> _EXERCISE OBJECTIVE_
All lines of the entries with "JSON" in them must be listed.
**********
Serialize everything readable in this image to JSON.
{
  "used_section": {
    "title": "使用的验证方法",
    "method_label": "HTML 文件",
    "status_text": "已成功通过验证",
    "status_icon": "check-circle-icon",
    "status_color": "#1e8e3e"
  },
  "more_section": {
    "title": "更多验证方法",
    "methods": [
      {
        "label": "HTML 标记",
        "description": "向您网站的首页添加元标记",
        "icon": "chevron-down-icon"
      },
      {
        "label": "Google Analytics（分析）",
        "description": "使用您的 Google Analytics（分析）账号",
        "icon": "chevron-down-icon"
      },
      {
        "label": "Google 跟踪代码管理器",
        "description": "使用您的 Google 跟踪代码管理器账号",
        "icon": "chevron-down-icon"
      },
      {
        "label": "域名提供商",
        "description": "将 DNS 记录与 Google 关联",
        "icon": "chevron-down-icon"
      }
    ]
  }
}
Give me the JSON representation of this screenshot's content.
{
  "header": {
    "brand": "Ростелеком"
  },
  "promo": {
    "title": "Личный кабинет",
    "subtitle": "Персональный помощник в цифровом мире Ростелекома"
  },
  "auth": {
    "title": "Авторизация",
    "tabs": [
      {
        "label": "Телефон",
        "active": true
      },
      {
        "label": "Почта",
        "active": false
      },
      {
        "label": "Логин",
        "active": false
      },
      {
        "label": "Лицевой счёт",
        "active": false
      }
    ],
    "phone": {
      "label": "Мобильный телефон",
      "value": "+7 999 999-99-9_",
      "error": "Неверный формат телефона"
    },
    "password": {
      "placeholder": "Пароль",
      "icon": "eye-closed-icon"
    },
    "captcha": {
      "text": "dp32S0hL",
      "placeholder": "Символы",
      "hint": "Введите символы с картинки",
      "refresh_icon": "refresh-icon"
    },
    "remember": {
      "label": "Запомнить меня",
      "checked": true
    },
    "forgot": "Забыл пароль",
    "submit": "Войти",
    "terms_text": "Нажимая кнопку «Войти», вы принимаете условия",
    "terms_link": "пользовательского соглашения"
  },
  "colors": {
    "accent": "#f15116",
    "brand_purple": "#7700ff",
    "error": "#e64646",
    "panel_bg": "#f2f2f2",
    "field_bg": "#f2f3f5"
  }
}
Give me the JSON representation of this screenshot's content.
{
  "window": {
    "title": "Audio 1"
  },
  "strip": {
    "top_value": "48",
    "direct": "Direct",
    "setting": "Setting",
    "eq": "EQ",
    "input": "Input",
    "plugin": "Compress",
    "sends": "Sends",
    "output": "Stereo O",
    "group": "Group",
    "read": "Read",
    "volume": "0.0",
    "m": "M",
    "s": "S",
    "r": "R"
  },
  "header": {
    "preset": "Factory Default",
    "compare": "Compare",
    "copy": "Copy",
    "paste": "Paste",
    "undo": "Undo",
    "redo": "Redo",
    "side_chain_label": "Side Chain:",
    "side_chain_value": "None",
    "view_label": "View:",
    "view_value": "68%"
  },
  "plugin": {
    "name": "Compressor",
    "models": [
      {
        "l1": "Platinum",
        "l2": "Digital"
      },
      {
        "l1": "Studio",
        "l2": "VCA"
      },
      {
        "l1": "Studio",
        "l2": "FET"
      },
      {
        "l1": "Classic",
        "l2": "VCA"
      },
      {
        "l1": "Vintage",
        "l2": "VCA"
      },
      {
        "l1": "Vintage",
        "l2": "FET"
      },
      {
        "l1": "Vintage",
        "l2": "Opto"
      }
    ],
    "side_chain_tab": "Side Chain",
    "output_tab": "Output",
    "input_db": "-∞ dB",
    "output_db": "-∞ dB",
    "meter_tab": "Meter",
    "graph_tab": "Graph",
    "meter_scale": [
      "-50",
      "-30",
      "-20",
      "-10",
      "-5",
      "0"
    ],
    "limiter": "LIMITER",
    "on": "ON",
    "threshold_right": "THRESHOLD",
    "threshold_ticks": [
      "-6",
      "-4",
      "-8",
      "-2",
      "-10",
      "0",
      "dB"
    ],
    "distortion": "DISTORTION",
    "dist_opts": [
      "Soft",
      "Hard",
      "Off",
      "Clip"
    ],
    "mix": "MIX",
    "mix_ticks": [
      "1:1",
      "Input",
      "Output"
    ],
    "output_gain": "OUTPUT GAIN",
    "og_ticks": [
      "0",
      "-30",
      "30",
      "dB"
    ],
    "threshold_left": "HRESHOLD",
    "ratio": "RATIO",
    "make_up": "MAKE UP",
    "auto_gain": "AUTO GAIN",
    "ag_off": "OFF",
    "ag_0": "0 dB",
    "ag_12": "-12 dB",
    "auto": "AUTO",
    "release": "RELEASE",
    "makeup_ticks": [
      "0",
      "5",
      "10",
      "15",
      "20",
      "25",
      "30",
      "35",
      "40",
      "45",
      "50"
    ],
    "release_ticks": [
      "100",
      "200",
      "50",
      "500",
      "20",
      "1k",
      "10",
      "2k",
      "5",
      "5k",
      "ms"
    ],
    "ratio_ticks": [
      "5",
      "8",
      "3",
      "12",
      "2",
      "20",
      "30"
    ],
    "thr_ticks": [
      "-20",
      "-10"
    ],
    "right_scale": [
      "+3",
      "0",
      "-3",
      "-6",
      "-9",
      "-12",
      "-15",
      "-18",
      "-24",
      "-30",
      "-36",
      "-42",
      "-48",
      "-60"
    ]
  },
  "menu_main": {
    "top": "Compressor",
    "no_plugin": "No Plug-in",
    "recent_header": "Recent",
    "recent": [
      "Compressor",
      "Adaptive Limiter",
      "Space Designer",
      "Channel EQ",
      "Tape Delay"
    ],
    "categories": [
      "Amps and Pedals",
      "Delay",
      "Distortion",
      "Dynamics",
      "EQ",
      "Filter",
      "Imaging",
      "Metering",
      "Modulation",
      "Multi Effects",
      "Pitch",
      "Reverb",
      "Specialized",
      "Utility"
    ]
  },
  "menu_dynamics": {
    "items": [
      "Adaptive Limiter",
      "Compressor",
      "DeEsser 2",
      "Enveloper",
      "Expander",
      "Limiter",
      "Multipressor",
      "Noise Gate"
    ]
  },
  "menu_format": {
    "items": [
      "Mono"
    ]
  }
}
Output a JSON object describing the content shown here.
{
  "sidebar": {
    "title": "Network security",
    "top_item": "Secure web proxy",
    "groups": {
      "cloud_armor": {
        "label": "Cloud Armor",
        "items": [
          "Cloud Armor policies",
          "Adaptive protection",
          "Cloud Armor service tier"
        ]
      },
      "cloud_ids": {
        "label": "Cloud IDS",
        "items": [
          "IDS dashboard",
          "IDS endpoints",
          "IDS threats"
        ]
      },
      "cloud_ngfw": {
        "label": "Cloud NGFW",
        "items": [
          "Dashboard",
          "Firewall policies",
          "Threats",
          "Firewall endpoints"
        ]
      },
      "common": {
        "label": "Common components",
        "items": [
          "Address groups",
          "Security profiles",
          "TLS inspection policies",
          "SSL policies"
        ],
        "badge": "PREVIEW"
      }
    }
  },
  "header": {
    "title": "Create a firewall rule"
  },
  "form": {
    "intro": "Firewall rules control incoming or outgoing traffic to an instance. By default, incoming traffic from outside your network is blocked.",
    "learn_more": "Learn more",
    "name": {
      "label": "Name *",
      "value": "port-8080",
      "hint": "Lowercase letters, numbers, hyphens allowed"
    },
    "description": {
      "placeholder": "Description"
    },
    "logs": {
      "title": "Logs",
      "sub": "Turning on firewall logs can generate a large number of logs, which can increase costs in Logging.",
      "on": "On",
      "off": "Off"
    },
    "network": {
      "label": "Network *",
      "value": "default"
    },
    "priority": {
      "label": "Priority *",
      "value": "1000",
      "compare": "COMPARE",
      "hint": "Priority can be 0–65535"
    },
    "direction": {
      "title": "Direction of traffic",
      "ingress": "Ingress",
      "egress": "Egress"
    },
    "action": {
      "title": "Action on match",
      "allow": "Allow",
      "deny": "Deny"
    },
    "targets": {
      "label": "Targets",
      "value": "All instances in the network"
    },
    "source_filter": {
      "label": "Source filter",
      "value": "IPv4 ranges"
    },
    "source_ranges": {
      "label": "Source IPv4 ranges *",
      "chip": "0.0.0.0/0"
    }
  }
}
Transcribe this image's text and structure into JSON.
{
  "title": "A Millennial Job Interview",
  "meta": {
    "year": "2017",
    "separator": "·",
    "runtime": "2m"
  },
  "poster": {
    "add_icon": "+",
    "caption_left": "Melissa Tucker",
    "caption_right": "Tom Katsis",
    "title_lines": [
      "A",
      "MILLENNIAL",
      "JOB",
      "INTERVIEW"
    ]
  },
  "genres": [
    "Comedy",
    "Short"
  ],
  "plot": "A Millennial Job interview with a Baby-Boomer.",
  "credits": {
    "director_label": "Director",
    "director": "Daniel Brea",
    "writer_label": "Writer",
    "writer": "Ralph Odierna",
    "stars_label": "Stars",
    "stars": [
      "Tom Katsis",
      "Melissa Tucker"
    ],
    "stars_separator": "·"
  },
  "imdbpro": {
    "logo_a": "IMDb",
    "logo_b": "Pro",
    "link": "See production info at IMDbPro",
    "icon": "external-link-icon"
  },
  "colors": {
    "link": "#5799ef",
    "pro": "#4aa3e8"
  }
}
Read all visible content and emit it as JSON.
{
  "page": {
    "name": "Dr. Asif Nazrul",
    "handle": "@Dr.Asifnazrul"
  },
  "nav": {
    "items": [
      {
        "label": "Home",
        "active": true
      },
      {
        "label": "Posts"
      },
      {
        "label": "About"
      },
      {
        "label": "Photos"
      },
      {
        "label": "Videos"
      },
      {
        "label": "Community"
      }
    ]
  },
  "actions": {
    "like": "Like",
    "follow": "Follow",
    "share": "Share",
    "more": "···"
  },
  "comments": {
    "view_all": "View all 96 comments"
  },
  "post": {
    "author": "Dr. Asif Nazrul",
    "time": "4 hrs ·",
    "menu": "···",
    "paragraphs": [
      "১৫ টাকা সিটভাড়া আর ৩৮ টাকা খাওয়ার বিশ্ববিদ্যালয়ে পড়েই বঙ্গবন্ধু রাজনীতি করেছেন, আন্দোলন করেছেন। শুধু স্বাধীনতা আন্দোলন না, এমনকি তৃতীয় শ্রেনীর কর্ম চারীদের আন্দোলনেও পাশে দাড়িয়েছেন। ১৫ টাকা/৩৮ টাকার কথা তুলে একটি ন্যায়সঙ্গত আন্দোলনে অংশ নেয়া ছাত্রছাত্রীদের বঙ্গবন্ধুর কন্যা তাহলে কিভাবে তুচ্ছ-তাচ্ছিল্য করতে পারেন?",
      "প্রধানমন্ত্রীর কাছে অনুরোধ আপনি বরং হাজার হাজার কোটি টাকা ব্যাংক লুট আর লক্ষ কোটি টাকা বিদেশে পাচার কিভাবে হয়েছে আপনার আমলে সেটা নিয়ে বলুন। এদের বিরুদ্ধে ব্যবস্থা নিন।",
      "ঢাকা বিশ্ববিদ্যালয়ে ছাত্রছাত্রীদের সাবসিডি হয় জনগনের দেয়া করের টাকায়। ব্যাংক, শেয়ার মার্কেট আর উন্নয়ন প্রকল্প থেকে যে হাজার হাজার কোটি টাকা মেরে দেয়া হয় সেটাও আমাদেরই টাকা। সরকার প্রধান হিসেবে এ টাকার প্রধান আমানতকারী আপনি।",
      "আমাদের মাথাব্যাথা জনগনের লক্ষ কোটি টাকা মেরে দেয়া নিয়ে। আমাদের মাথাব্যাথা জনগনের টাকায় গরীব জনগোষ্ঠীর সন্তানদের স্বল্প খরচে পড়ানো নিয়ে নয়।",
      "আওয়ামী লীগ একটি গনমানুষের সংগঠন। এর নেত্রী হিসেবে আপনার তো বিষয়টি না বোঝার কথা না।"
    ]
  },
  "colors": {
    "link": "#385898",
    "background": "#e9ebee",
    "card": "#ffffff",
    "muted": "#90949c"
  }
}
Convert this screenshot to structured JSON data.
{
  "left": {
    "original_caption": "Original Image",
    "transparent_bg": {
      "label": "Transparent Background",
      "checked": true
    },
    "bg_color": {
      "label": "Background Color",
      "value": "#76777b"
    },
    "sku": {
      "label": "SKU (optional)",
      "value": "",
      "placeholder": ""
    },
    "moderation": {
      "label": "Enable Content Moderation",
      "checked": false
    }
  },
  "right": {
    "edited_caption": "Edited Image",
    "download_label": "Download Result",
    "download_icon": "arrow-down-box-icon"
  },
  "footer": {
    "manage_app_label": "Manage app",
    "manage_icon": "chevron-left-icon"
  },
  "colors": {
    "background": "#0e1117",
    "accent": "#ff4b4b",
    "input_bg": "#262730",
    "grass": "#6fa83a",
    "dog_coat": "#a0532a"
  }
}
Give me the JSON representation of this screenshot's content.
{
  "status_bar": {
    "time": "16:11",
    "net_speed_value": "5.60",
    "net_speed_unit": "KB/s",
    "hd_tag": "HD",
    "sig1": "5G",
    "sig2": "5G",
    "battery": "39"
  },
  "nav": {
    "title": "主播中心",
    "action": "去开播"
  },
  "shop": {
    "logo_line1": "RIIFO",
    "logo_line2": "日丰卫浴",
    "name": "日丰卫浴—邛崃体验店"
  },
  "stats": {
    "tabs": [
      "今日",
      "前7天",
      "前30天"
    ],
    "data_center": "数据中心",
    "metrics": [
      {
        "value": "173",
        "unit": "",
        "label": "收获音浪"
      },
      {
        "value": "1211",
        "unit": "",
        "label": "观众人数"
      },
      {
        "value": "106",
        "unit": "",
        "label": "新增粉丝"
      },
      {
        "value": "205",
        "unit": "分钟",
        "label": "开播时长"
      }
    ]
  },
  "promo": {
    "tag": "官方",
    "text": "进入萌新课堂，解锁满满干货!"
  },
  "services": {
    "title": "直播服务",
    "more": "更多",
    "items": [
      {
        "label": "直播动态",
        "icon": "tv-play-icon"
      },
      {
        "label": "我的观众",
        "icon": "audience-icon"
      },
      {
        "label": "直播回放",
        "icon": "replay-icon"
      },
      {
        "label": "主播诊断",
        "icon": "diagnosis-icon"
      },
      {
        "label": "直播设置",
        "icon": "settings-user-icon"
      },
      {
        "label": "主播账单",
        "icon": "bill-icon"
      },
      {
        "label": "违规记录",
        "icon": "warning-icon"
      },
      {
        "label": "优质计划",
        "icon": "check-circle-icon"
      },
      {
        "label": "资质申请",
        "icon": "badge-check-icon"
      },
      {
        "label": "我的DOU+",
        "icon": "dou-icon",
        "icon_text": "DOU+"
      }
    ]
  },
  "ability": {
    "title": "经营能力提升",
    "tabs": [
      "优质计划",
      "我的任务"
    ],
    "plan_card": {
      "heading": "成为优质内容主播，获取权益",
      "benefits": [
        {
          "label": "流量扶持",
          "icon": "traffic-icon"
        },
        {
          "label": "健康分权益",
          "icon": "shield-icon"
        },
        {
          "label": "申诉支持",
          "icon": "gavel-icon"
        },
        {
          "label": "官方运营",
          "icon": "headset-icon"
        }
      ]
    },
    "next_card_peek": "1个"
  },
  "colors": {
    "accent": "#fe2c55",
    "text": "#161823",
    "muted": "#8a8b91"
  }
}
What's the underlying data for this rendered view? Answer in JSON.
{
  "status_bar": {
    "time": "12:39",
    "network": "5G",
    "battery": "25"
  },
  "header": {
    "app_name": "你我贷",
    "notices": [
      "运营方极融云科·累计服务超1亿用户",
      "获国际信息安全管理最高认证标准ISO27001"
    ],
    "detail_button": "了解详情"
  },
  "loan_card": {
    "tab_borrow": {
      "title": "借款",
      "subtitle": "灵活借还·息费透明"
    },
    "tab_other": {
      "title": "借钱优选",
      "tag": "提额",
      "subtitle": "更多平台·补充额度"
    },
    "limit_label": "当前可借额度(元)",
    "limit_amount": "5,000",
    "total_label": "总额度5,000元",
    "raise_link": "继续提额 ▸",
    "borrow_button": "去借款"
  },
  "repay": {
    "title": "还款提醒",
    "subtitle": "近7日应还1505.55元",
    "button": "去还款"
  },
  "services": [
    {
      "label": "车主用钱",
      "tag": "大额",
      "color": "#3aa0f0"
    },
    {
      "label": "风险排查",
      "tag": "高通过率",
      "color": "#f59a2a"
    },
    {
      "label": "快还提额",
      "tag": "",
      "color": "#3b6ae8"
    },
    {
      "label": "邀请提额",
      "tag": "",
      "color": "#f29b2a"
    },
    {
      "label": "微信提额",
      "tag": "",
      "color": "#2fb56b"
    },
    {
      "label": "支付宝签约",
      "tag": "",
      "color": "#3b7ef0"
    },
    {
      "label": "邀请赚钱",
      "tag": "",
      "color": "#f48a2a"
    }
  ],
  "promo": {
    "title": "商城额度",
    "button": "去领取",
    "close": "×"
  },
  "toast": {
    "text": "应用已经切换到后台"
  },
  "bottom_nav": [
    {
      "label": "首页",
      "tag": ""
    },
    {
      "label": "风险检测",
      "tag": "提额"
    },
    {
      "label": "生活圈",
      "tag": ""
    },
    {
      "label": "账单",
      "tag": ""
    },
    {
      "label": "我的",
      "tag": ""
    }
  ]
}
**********
> _WRITTEN RESPONSE_
Serialize everything readable in this image to JSON.
Give me the JSON representation of this screenshot's content.
Give me the JSON representation of this screenshot's content.
Output a JSON object describing the content shown here.
Transcribe this image's text and structure into JSON.
Read all visible content and emit it as JSON.
Convert this screenshot to structured JSON data.
Give me the JSON representation of this screenshot's content.
What's the underlying data for this rendered view? Answer in JSON.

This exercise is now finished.